> _Required action_
Drop every image and restate the entries below word for word.

(Data records for software interfaces)
....

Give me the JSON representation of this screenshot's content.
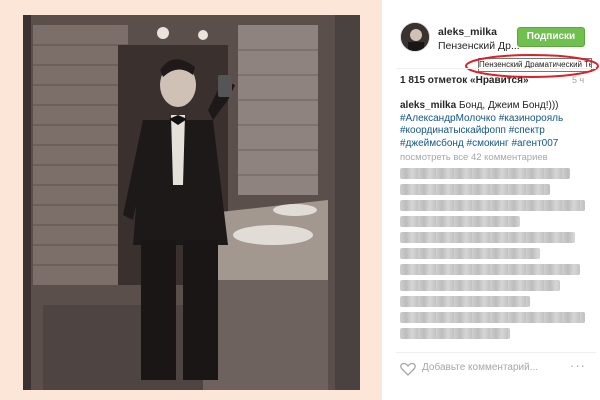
{
  "post": {
    "username": "aleks_milka",
    "location": "Пензенский Др...",
    "follow_label": "Подписки",
    "location_tooltip": "Пензенский Драматический Театр",
    "likes": "1 815 отметок «Нравится»",
    "time": "5 ч",
    "caption_username": "aleks_milka",
    "caption_text": " Бонд, Джеим Бонд!)))",
    "hashtags": [
      "#АлександрМолочко #казинорояль",
      "#координатыскайфопп #спектр",
      "#джеймсбонд #смокинг #агент007"
    ],
    "view_all_comments": "посмотреть все 42 комментариев",
    "comment_placeholder": "Добавьте комментарий...",
    "more_glyph": "···"
  },
  "colors": {
    "follow_bg": "#70c050",
    "link": "#125688",
    "highlight_ellipse": "#d9232a",
    "media_bg": "#fbe6d8"
  },
  "icons": {
    "like": "heart-outline-icon",
    "more": "more-options-icon"
  }
}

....

> _Written solution_
Give me the JSON representation of this screenshot's content.
{
  "post": {
    "username": "aleks_milka",
    "location": "Пензенский Др...",
    "follow_label": "Подписки",
    "location_tooltip": "Пензенский Драматический Театр",
    "likes": "1 815 отметок «Нравится»",
    "time": "5 ч",
    "caption_username": "aleks_milka",
    "caption_text": " Бонд, Джеим Бонд!)))",
    "hashtags": [
      "#АлександрМолочко #казинорояль",
      "#координатыскайфопп #спектр",
      "#джеймсбонд #смокинг #агент007"
    ],
    "view_all_comments": "посмотреть все 42 комментариев",
    "comment_placeholder": "Добавьте комментарий...",
    "more_glyph": "···"
  },
  "colors": {
    "follow_bg": "#70c050",
    "link": "#125688",
    "highlight_ellipse": "#d9232a",
    "media_bg": "#fbe6d8"
  },
  "icons": {
    "like": "heart-outline-icon",
    "more": "more-options-icon"
  }
}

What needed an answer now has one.